Ouseley also said the exceptional circumstances test is "less demanding" than the development control "very special circumstances" test for permitting inappropriate development in the green belt. He added that the scope of the test can include "general planning needs, such as ordinary housing" and it is "not limited to some unusual form of housing, nor to a particular intensity of need".
According to Zack Simons, a planning barrister at Landmark Chambers, the decision does not change the law. Rather, he said, it provides clarity on the circumstances under which the exceptional circumstances test can be met. "This is the clearest and most recent examination of the proper approach to exceptional circumstances," he said. "I’ve no doubt that the judgment will now be cited at plan examinations all over the country that are examining the justification for proposed green belt release."
Jonathan Easton, a planning barrister at Kings Chambers, agreed, adding that the judge was also clear that the judiciary should only rarey seek to override the professional judgment of a planning authority or an inspector when it comes to exceptional circumstances. "This should give some comfort to local authorities that their judgments about green belt release should more easily survive judicial scrutiny," he said. "It continues the current theme of judicial deference to decisions that require ‘planning judgment’ to be deployed."

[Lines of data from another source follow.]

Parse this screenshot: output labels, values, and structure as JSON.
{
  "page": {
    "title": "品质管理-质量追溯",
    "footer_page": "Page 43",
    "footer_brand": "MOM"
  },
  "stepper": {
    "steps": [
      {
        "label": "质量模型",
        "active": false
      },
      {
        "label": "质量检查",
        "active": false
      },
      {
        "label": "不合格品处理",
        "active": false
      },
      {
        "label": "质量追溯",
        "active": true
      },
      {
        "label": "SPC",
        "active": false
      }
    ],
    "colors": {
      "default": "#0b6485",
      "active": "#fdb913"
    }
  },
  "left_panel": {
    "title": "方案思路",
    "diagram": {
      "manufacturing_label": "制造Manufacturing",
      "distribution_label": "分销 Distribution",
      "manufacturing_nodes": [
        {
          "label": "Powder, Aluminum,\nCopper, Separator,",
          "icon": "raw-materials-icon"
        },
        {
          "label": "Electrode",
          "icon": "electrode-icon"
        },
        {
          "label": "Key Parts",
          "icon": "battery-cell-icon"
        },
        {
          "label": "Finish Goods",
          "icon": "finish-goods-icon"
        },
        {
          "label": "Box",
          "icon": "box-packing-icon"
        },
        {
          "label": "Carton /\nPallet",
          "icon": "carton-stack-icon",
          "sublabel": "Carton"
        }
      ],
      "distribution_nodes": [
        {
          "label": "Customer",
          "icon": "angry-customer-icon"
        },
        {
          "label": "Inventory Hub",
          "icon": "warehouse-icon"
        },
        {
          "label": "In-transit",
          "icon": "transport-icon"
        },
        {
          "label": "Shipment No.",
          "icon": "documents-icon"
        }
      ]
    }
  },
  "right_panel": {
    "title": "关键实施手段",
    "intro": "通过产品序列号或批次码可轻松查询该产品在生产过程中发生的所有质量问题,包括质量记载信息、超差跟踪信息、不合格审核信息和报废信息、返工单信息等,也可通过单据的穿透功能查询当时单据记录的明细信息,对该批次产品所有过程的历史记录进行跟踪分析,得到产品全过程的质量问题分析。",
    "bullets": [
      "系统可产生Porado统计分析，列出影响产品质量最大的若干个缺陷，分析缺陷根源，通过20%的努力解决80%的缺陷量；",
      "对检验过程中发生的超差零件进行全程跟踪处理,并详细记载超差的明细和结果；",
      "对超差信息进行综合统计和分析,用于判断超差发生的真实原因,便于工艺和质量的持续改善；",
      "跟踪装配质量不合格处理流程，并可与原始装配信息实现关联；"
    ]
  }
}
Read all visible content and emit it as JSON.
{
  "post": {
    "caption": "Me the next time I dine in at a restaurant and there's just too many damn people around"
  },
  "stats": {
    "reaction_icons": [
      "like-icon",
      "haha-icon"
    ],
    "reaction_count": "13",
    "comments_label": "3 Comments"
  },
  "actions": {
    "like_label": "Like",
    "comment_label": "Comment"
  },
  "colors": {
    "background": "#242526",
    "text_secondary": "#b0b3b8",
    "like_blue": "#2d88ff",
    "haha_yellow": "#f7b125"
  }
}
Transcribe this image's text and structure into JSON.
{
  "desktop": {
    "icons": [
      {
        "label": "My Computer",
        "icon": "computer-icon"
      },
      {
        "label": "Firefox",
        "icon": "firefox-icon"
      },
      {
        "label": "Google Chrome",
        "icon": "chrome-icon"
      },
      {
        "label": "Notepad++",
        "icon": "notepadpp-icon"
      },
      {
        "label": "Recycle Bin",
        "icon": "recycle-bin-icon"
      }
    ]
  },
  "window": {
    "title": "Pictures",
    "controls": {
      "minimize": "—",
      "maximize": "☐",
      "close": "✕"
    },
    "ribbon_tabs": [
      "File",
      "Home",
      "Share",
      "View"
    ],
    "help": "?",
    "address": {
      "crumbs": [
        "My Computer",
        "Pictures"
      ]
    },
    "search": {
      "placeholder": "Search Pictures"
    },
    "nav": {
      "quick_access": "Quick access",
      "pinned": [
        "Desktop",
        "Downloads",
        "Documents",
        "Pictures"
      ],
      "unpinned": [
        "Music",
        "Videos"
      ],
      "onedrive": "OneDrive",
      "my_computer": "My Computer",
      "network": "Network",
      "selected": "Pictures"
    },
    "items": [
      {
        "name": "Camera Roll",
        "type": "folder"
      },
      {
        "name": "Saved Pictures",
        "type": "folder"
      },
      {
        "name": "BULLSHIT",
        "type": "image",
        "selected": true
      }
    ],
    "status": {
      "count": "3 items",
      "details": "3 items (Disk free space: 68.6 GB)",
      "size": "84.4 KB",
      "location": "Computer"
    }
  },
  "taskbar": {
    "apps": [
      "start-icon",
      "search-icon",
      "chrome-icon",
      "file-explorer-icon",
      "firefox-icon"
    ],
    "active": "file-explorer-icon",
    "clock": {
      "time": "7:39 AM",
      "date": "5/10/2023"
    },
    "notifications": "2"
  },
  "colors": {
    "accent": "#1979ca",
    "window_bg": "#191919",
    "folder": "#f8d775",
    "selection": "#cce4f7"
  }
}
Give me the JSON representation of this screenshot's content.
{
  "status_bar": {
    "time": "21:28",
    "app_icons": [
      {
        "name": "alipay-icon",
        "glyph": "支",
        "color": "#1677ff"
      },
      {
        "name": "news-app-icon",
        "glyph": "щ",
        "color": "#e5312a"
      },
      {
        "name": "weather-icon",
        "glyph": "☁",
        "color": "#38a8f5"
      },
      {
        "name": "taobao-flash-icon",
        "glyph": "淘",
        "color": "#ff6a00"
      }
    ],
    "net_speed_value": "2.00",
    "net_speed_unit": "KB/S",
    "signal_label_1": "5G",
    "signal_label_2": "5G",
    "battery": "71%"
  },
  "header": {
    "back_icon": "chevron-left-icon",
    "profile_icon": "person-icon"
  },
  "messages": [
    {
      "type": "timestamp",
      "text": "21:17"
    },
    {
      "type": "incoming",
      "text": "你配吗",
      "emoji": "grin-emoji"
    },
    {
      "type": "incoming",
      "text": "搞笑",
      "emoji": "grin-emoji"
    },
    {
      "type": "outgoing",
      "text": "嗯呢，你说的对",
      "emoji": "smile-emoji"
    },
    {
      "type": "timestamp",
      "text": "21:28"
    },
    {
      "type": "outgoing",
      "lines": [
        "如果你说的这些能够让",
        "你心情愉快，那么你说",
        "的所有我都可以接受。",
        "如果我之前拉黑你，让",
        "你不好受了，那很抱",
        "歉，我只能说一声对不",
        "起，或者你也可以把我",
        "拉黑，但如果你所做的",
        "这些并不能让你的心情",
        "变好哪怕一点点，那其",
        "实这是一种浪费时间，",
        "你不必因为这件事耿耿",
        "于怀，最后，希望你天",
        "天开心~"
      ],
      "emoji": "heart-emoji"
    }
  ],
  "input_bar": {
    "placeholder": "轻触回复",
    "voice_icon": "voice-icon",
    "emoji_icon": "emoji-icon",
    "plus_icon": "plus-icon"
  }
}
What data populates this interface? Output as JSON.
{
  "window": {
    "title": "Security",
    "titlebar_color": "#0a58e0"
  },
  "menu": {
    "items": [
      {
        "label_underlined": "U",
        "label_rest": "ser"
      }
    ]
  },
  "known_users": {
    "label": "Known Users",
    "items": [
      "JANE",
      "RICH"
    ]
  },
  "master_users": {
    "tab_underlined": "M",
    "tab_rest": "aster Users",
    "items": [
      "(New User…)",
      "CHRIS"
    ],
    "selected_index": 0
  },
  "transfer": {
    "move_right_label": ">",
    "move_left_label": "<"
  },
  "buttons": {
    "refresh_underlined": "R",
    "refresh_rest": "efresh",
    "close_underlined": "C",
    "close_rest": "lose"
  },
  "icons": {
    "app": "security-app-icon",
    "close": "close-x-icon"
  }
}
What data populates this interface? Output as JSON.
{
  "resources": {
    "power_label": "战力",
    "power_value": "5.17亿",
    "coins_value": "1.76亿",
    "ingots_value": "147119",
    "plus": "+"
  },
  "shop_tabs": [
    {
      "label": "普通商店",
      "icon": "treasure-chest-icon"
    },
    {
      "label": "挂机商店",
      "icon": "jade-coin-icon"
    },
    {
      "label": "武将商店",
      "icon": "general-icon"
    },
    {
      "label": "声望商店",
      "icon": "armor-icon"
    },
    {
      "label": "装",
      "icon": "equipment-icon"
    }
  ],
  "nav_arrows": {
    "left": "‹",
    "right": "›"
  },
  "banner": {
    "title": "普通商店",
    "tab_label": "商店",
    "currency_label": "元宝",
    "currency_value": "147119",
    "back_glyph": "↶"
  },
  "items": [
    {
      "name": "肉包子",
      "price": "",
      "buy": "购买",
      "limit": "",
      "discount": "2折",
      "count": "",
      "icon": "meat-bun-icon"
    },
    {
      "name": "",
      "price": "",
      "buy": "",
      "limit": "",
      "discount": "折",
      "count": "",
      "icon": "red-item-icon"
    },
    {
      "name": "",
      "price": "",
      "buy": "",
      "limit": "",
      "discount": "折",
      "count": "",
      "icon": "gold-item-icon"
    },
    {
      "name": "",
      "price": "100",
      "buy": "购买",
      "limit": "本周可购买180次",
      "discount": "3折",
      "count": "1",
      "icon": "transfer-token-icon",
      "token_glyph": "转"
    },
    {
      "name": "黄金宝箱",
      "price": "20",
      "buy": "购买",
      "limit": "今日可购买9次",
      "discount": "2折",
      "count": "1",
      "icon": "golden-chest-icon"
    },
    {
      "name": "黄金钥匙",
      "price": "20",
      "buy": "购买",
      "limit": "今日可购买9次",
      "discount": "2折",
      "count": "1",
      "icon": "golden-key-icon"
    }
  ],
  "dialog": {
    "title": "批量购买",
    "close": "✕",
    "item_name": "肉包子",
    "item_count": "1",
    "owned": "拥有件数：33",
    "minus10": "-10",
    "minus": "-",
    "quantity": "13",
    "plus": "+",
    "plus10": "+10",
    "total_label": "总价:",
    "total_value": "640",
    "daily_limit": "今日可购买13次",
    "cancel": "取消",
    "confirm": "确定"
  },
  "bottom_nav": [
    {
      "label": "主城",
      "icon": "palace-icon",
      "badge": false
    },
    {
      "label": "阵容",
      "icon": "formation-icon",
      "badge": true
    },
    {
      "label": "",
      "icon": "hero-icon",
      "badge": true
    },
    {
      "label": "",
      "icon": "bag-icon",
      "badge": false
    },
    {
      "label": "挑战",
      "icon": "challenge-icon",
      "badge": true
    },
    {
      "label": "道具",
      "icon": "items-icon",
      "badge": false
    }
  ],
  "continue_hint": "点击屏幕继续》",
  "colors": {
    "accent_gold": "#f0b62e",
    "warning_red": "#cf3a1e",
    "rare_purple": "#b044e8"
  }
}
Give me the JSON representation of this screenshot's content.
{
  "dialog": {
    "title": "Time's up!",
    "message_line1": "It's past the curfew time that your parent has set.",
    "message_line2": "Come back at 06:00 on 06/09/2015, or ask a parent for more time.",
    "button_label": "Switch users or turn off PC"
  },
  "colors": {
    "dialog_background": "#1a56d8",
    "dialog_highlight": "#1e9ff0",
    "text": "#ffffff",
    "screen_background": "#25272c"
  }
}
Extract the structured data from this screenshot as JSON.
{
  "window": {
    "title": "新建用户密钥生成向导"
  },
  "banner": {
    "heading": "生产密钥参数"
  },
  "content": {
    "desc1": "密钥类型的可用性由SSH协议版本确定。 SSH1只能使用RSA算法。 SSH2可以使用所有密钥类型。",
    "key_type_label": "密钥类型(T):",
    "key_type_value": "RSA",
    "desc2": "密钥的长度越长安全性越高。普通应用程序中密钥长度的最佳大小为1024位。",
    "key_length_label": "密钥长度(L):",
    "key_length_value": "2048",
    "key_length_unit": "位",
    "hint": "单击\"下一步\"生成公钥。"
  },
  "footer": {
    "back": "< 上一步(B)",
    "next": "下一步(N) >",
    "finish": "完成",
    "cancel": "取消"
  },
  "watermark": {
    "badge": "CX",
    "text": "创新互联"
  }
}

The fact that the exceptional circumstances cited by the inspector in justifying green belt release were "broad and strategic", including the need for headroom in terms of housing delivery, was also a significant part of the judgment, Easton added. "If a local authority can justify the release of greenbelt land, not to meet their objectively assessed housing need (OAHN) but 4,000 dwellings above that figure, it suggests that the circumstances in which greenbelt allocation can be made are rather broader than previously thought," he said.
"By the very definition, the circumstances will be different in each area," said Catriona Riddell, the Planning Officers' Society's Strategic planning specialist. The NPPF currently advises on the sort of thinking process LPAs should go through to inform the decision on whether there are exceptional circumstances or not, but this case makes it clear that this should not be treated as the only basis for informing the decision."
Easton believes the Guildford case could help developers to argue that councils should not shy away from higher housing numbers merely because green belt release will be needed to achieve them. "Some local authorities may wish to be conservative in their overall housing requirements, citing green belt constraints as a reason for not going higher," he said. "The Guildford judgment provides quite a strong case that broader spatial objectives can – and perhaps should – be taken into account and in some cases can justify a higher housing requirement."
However, Paul Miner, strategic plans and devolution lead at the Campaign to Protect Rural England, does not think that the judgment will be as influential as it might first appear. He pointed out that the Guildford local plan was examined under the provisions of the 2012 NPPF, rather than this year’s revised iteration. Paragraph 137 of the 2019 NPPF states that "the strategic policy-making authority should be able to demonstrate that it has examined fully all other reasonable options for meeting its identified need for development". Because of this, Miner said the judgment "will be less useful as plans come forward for examination under the 2019 NPPF" though he conceded it "may have some relevance where proposals for green belt release are contained in plans being examined under the 2012 NPPF".